A common accusation that I’ve seen made to those who live off grid seems to be ‘you’re off grid and living self sufficiently, but you’ll be quick enough to use the NHS when you get sick, and you’re using a laptop that couldn’t be made if it wasn’t for big business and oil’.
The other one is ‘why should you live for nothing when the rest of us have to work all hours’.
People also point out that ‘If everyone decided to live like this there wouldn’t be enough land’.
The people who make these points seem to misunderstand where the off grid / low impact community are coming from. Firstly, the vast majority are employed or self employed, and have been paying their taxes, frequently for a long time. Doesn’t this entitle them to use the NHS?
Secondly they will still end up paying council tax, just like you. That entitles them to get their bins emptied, which they largely won’t need; for street lighting, which they don’t want.
They will probably treat their own waste, supply their own water, and make the their own electricity.
Perhaps they should be entitled to some sort of rebate, as they are just propping up the people who are complaining about them?
They also own their own land, by and large.
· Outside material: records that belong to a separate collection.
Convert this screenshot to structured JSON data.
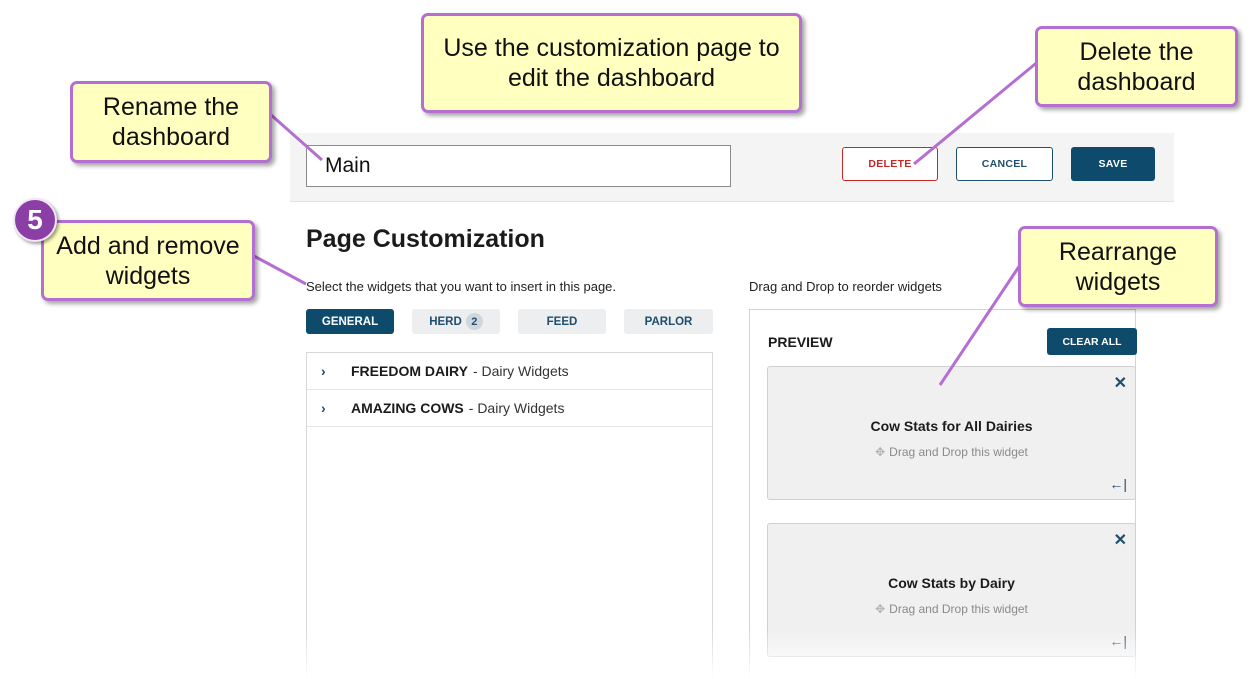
{
  "header": {
    "dashboard_name": "Main",
    "delete_label": "DELETE",
    "cancel_label": "CANCEL",
    "save_label": "SAVE"
  },
  "page": {
    "title": "Page Customization",
    "left_hint": "Select the widgets that you want to insert in this page.",
    "right_hint": "Drag and Drop to reorder widgets"
  },
  "tabs": [
    {
      "label": "GENERAL",
      "active": true
    },
    {
      "label": "HERD",
      "badge": "2"
    },
    {
      "label": "FEED"
    },
    {
      "label": "PARLOR"
    }
  ],
  "widget_groups": [
    {
      "name": "FREEDOM DAIRY",
      "sub": "- Dairy Widgets"
    },
    {
      "name": "AMAZING COWS",
      "sub": "- Dairy Widgets"
    }
  ],
  "preview": {
    "label": "PREVIEW",
    "clear_label": "CLEAR ALL",
    "cards": [
      {
        "title": "Cow Stats for All Dairies",
        "drag_hint": "Drag and Drop this widget"
      },
      {
        "title": "Cow Stats by Dairy",
        "drag_hint": "Drag and Drop this widget"
      }
    ]
  },
  "callouts": {
    "rename": "Rename the dashboard",
    "customize": "Use the customization page to edit the dashboard",
    "delete": "Delete the dashboard",
    "add_remove": "Add and remove widgets",
    "rearrange": "Rearrange widgets"
  },
  "step_number": "5",
  "icons": {
    "chevron": "chevron-right-icon",
    "close": "close-icon",
    "drag": "drag-move-icon",
    "collapse": "collapse-left-icon"
  },
  "colors": {
    "primary": "#0d4a6b",
    "danger": "#c62828",
    "callout_fill": "#ffffc0",
    "callout_border": "#b46fd1",
    "step_badge": "#8b3ea6"
  }
}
They aren’t squatting or stealing, it is theirs, or they are renting it.
I’ve also yet to see a definition of off-grid that includes ‘totally cut off from society’, or a definition of ‘low impact’ that includes the phrase ‘no impact’.
How about we turn the situation around, and ask whether those living a ‘conventional’ lifestyle should even consider saving energy at home, as surely that is at odds with the rest of their way of life.
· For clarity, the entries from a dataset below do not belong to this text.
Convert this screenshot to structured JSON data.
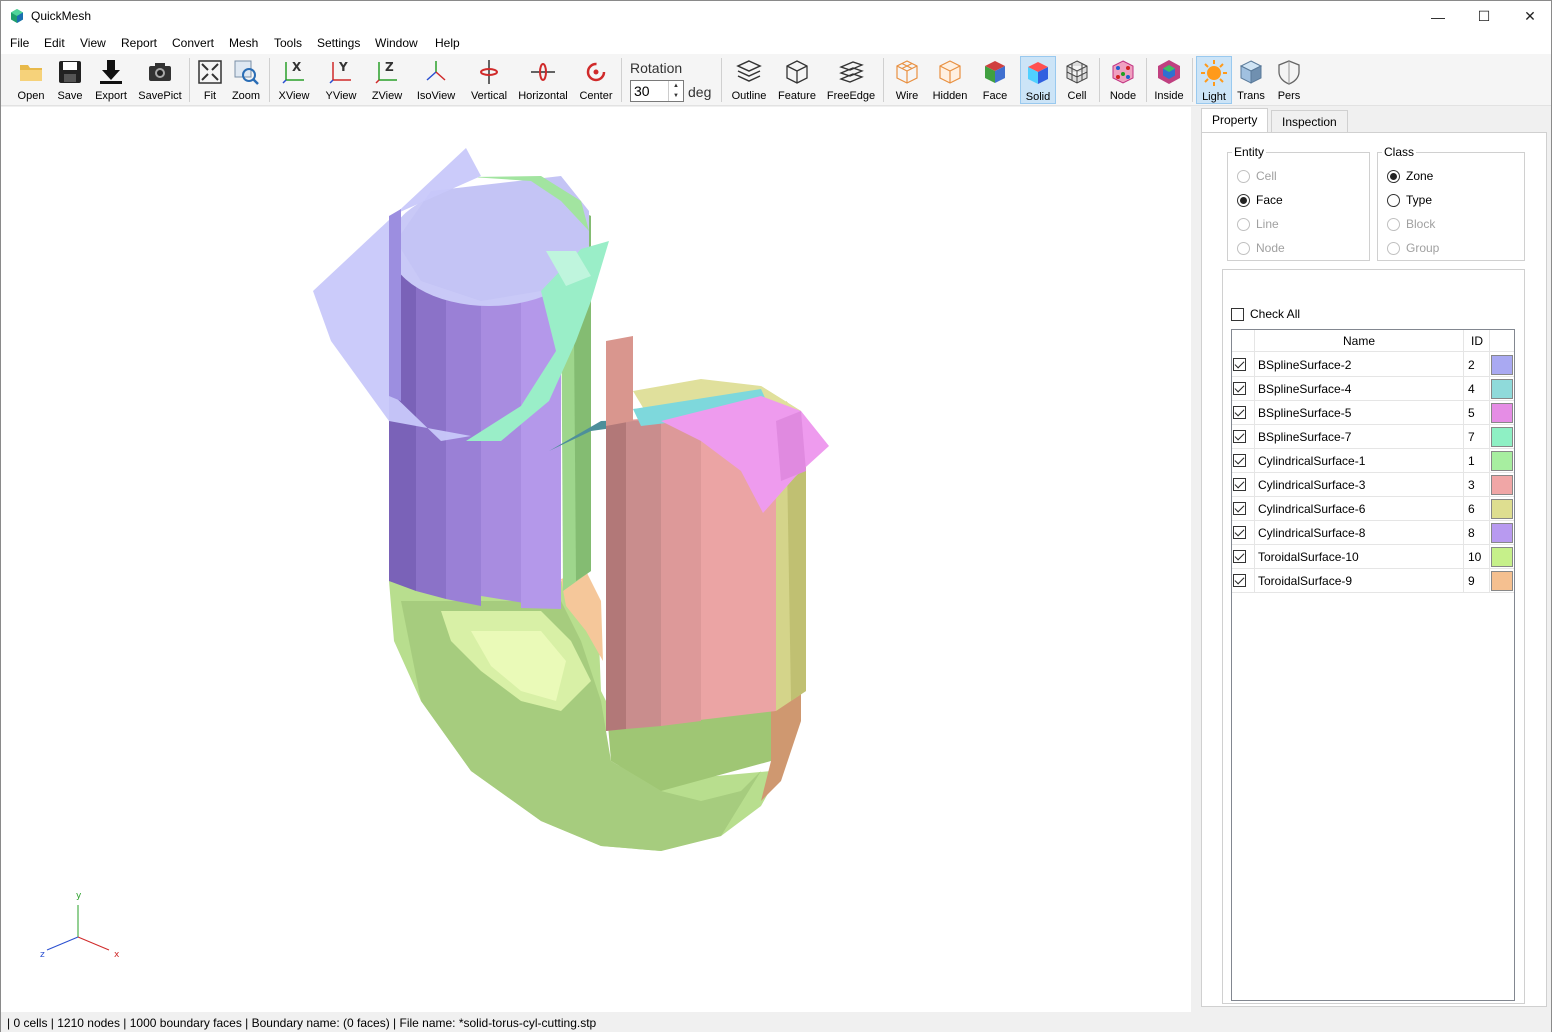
{
  "window": {
    "title": "QuickMesh"
  },
  "menu": [
    "File",
    "Edit",
    "View",
    "Report",
    "Convert",
    "Mesh",
    "Tools",
    "Settings",
    "Window",
    "Help"
  ],
  "toolbar": {
    "buttons": [
      "Open",
      "Save",
      "Export",
      "SavePict",
      "Fit",
      "Zoom",
      "XView",
      "YView",
      "ZView",
      "IsoView",
      "Vertical",
      "Horizontal",
      "Center",
      "Outline",
      "Feature",
      "FreeEdge",
      "Wire",
      "Hidden",
      "Face",
      "Solid",
      "Cell",
      "Node",
      "Inside",
      "Light",
      "Trans",
      "Pers"
    ],
    "rotation_label": "Rotation",
    "rotation_value": "30",
    "rotation_unit": "deg",
    "active": [
      "Solid",
      "Light"
    ]
  },
  "panel": {
    "tabs": [
      "Property",
      "Inspection"
    ],
    "entity": {
      "title": "Entity",
      "options": [
        {
          "label": "Cell",
          "disabled": true,
          "selected": false
        },
        {
          "label": "Face",
          "disabled": false,
          "selected": true
        },
        {
          "label": "Line",
          "disabled": true,
          "selected": false
        },
        {
          "label": "Node",
          "disabled": true,
          "selected": false
        }
      ]
    },
    "class": {
      "title": "Class",
      "options": [
        {
          "label": "Zone",
          "disabled": false,
          "selected": true
        },
        {
          "label": "Type",
          "disabled": false,
          "selected": false
        },
        {
          "label": "Block",
          "disabled": true,
          "selected": false
        },
        {
          "label": "Group",
          "disabled": true,
          "selected": false
        }
      ]
    },
    "check_all": "Check All",
    "columns": {
      "name": "Name",
      "id": "ID"
    },
    "rows": [
      {
        "name": "BSplineSurface-2",
        "id": "2",
        "color": "#a9a9f2"
      },
      {
        "name": "BSplineSurface-4",
        "id": "4",
        "color": "#8fdada"
      },
      {
        "name": "BSplineSurface-5",
        "id": "5",
        "color": "#e58de5"
      },
      {
        "name": "BSplineSurface-7",
        "id": "7",
        "color": "#8ef0c4"
      },
      {
        "name": "CylindricalSurface-1",
        "id": "1",
        "color": "#a7eea0"
      },
      {
        "name": "CylindricalSurface-3",
        "id": "3",
        "color": "#f0a6a6"
      },
      {
        "name": "CylindricalSurface-6",
        "id": "6",
        "color": "#dede90"
      },
      {
        "name": "CylindricalSurface-8",
        "id": "8",
        "color": "#b89af0"
      },
      {
        "name": "ToroidalSurface-10",
        "id": "10",
        "color": "#c6f08a"
      },
      {
        "name": "ToroidalSurface-9",
        "id": "9",
        "color": "#f5c090"
      }
    ]
  },
  "axes": {
    "x": "x",
    "y": "y",
    "z": "z"
  },
  "status": "| 0 cells | 1210 nodes | 1000 boundary faces |  Boundary name:  (0 faces) | File name: *solid-torus-cyl-cutting.stp"
}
Of course not. So why should living in a cob house that requires no heating and cost little to build from recycled materials be at odds with using a laptop and modern solar PV? Yes of course they needed industry to create them, but surely the there is room for low impact living, and industry?
In the end, most of the irrational criticism I see levelled at those living low impact is down to fear of the unknown, and I wonder how we can reach the critics and show them there is nothing to be afraid of.